> _Saved entries_:
Segment Open

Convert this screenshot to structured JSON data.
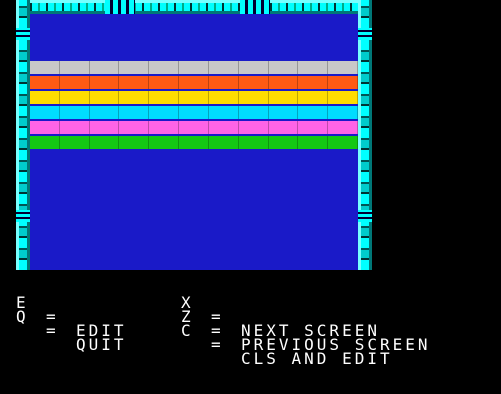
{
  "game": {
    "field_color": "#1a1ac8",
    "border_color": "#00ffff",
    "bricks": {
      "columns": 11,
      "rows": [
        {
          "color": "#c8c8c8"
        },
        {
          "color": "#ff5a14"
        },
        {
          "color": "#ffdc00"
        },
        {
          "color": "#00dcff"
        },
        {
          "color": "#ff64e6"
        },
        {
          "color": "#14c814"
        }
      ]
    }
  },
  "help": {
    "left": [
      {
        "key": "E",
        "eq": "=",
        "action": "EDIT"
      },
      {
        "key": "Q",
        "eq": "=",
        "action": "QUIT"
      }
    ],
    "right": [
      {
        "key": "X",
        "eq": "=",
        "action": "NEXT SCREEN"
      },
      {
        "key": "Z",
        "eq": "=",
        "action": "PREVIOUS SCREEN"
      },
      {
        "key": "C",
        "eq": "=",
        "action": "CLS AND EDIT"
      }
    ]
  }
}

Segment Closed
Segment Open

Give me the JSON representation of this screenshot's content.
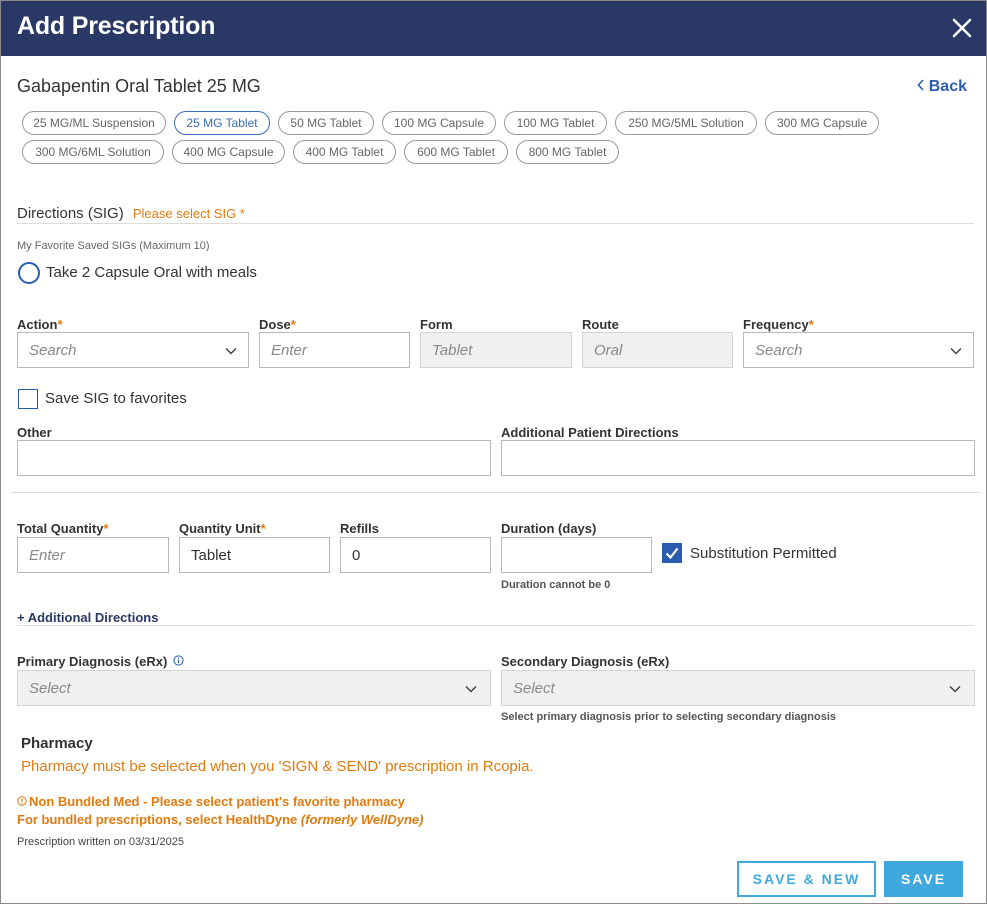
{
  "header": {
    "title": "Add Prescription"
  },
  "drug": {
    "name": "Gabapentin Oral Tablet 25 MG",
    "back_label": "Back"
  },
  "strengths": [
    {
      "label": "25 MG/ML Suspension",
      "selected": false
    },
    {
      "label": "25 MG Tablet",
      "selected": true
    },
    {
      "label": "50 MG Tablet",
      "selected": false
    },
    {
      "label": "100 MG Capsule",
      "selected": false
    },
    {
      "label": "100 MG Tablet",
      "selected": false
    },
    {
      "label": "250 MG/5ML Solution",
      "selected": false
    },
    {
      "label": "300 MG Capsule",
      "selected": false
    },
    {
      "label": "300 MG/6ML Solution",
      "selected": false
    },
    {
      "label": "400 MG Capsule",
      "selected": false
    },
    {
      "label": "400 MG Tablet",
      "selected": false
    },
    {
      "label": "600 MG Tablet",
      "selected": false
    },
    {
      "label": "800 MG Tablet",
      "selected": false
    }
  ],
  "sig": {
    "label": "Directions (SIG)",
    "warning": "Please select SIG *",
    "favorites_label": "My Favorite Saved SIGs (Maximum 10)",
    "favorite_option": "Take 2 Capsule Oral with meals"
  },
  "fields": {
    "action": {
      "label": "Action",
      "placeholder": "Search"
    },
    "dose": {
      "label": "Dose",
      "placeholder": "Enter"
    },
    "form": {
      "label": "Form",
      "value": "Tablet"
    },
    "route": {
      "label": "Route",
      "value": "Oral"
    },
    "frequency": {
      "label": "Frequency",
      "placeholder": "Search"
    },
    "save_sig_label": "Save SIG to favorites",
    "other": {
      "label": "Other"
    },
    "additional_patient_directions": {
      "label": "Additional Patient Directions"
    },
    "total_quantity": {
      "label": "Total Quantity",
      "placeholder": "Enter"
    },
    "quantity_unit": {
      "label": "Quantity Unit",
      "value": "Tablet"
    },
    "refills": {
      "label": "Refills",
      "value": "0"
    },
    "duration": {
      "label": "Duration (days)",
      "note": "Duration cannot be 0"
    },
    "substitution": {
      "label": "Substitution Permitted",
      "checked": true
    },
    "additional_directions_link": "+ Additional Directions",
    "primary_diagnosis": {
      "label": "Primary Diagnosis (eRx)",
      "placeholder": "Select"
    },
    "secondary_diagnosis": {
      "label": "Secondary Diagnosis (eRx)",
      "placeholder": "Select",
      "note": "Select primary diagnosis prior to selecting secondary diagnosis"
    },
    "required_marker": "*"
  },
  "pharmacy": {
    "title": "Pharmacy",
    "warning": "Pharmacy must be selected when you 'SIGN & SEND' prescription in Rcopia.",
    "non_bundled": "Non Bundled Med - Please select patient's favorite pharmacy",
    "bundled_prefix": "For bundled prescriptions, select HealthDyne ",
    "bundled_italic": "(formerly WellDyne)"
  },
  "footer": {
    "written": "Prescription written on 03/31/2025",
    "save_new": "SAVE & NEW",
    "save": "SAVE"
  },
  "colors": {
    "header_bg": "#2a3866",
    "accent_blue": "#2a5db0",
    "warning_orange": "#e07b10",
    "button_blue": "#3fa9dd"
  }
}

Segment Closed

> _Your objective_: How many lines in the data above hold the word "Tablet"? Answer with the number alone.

> _Answer space_: 9